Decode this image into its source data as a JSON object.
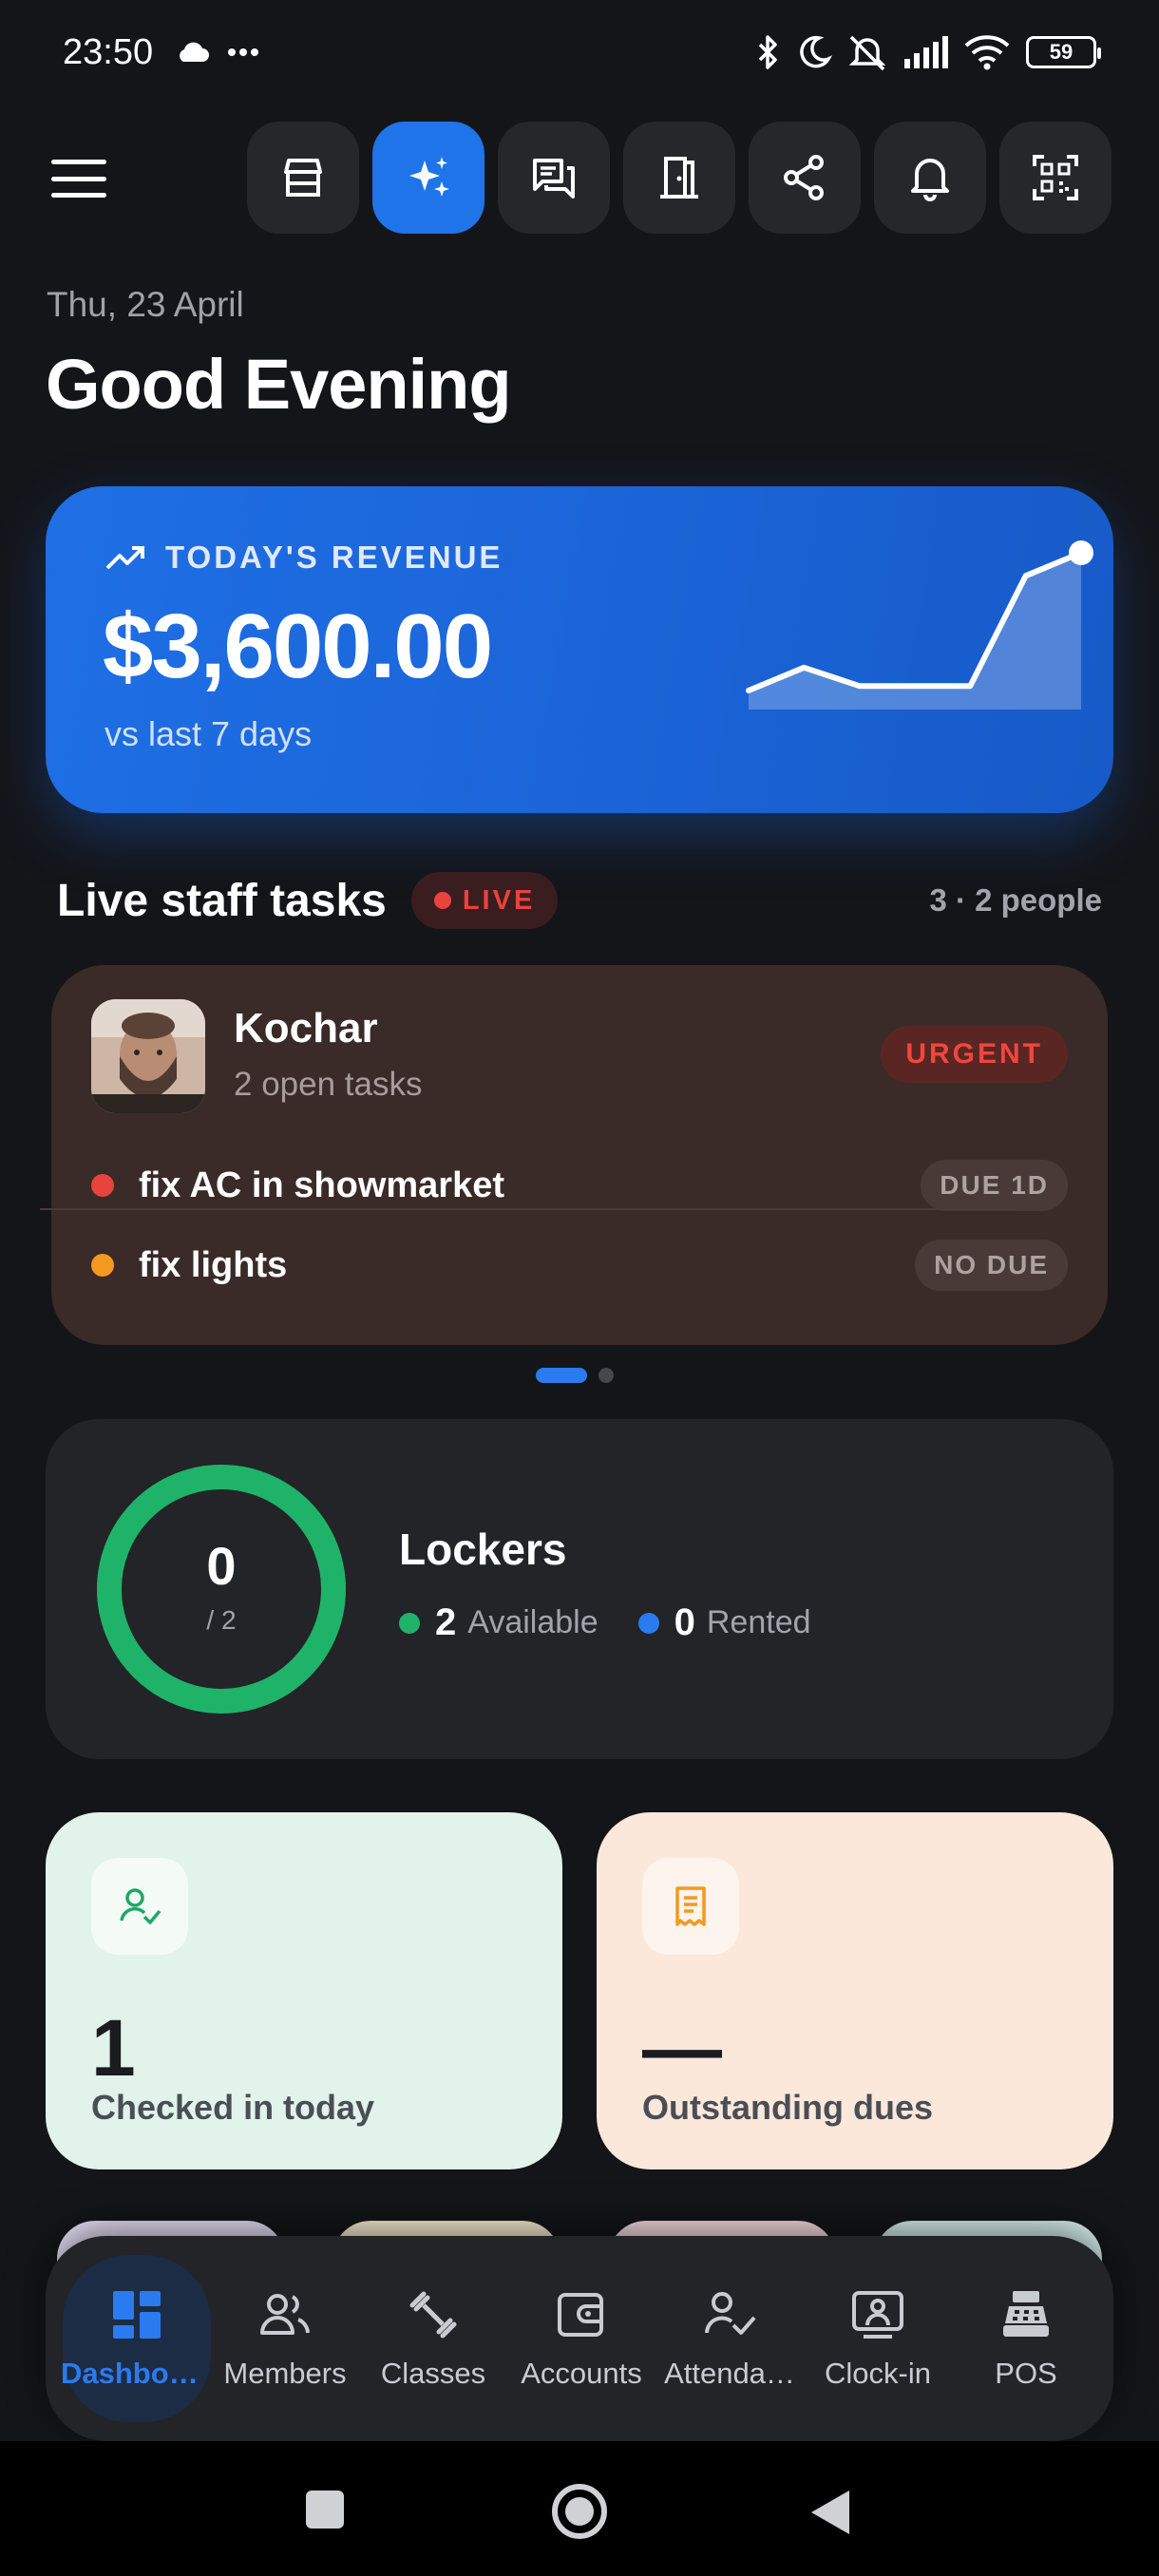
{
  "status_bar": {
    "time": "23:50",
    "battery": "59"
  },
  "colors": {
    "accent": "#1e74e8",
    "live_red": "#e8433c",
    "available_green": "#1fb36a",
    "rented_blue": "#2a7bf0",
    "urgent_red": "#f0463e",
    "orange": "#f29a1f"
  },
  "toolbar": {
    "icons": [
      "menu-icon",
      "store-icon",
      "sparkles-icon",
      "chat-icon",
      "door-icon",
      "share-icon",
      "bell-icon",
      "qr-code-icon"
    ],
    "active": "sparkles-icon"
  },
  "header": {
    "date": "Thu, 23 April",
    "greeting": "Good Evening"
  },
  "revenue": {
    "label": "TODAY'S REVENUE",
    "amount": "$3,600.00",
    "comparison": "vs last 7 days",
    "trend_values": [
      0,
      600,
      120,
      120,
      120,
      3000,
      3600
    ]
  },
  "tasks": {
    "title": "Live staff tasks",
    "live_label": "LIVE",
    "count": "3 · 2 people",
    "card": {
      "name": "Kochar",
      "subtitle": "2 open tasks",
      "priority": "URGENT",
      "items": [
        {
          "text": "fix AC in showmarket",
          "due": "DUE 1D",
          "dot": "red"
        },
        {
          "text": "fix lights",
          "due": "NO DUE",
          "dot": "orange"
        }
      ]
    },
    "pager": {
      "pages": 2,
      "current": 1
    }
  },
  "lockers": {
    "title": "Lockers",
    "rented": "0",
    "total": "/ 2",
    "available_count": "2",
    "available_label": "Available",
    "rented_count": "0",
    "rented_label": "Rented",
    "available_fraction": 1.0
  },
  "tiles": {
    "checked_in": {
      "value": "1",
      "label": "Checked in today",
      "icon": "user-check-icon"
    },
    "dues": {
      "value": "—",
      "label": "Outstanding dues",
      "icon": "receipt-icon"
    }
  },
  "bottom_nav": {
    "items": [
      {
        "label": "Dashboa…",
        "icon": "dashboard-icon",
        "active": true
      },
      {
        "label": "Members",
        "icon": "members-icon",
        "active": false
      },
      {
        "label": "Classes",
        "icon": "dumbbell-icon",
        "active": false
      },
      {
        "label": "Accounts",
        "icon": "wallet-icon",
        "active": false
      },
      {
        "label": "Attenda…",
        "icon": "attendance-icon",
        "active": false
      },
      {
        "label": "Clock-in",
        "icon": "clock-in-icon",
        "active": false
      },
      {
        "label": "POS",
        "icon": "cash-register-icon",
        "active": false
      }
    ]
  }
}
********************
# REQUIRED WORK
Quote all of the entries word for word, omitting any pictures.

# YOUR RESPONSE
Decode this image into its source data as a JSON object.
{
  "status_bar": {
    "time": "23:50",
    "battery": "59"
  },
  "colors": {
    "accent": "#1e74e8",
    "live_red": "#e8433c",
    "available_green": "#1fb36a",
    "rented_blue": "#2a7bf0",
    "urgent_red": "#f0463e",
    "orange": "#f29a1f"
  },
  "toolbar": {
    "icons": [
      "menu-icon",
      "store-icon",
      "sparkles-icon",
      "chat-icon",
      "door-icon",
      "share-icon",
      "bell-icon",
      "qr-code-icon"
    ],
    "active": "sparkles-icon"
  },
  "header": {
    "date": "Thu, 23 April",
    "greeting": "Good Evening"
  },
  "revenue": {
    "label": "TODAY'S REVENUE",
    "amount": "$3,600.00",
    "comparison": "vs last 7 days",
    "trend_values": [
      0,
      600,
      120,
      120,
      120,
      3000,
      3600
    ]
  },
  "tasks": {
    "title": "Live staff tasks",
    "live_label": "LIVE",
    "count": "3 · 2 people",
    "card": {
      "name": "Kochar",
      "subtitle": "2 open tasks",
      "priority": "URGENT",
      "items": [
        {
          "text": "fix AC in showmarket",
          "due": "DUE 1D",
          "dot": "red"
        },
        {
          "text": "fix lights",
          "due": "NO DUE",
          "dot": "orange"
        }
      ]
    },
    "pager": {
      "pages": 2,
      "current": 1
    }
  },
  "lockers": {
    "title": "Lockers",
    "rented": "0",
    "total": "/ 2",
    "available_count": "2",
    "available_label": "Available",
    "rented_count": "0",
    "rented_label": "Rented",
    "available_fraction": 1.0
  },
  "tiles": {
    "checked_in": {
      "value": "1",
      "label": "Checked in today",
      "icon": "user-check-icon"
    },
    "dues": {
      "value": "—",
      "label": "Outstanding dues",
      "icon": "receipt-icon"
    }
  },
  "bottom_nav": {
    "items": [
      {
        "label": "Dashboa…",
        "icon": "dashboard-icon",
        "active": true
      },
      {
        "label": "Members",
        "icon": "members-icon",
        "active": false
      },
      {
        "label": "Classes",
        "icon": "dumbbell-icon",
        "active": false
      },
      {
        "label": "Accounts",
        "icon": "wallet-icon",
        "active": false
      },
      {
        "label": "Attenda…",
        "icon": "attendance-icon",
        "active": false
      },
      {
        "label": "Clock-in",
        "icon": "clock-in-icon",
        "active": false
      },
      {
        "label": "POS",
        "icon": "cash-register-icon",
        "active": false
      }
    ]
  }
}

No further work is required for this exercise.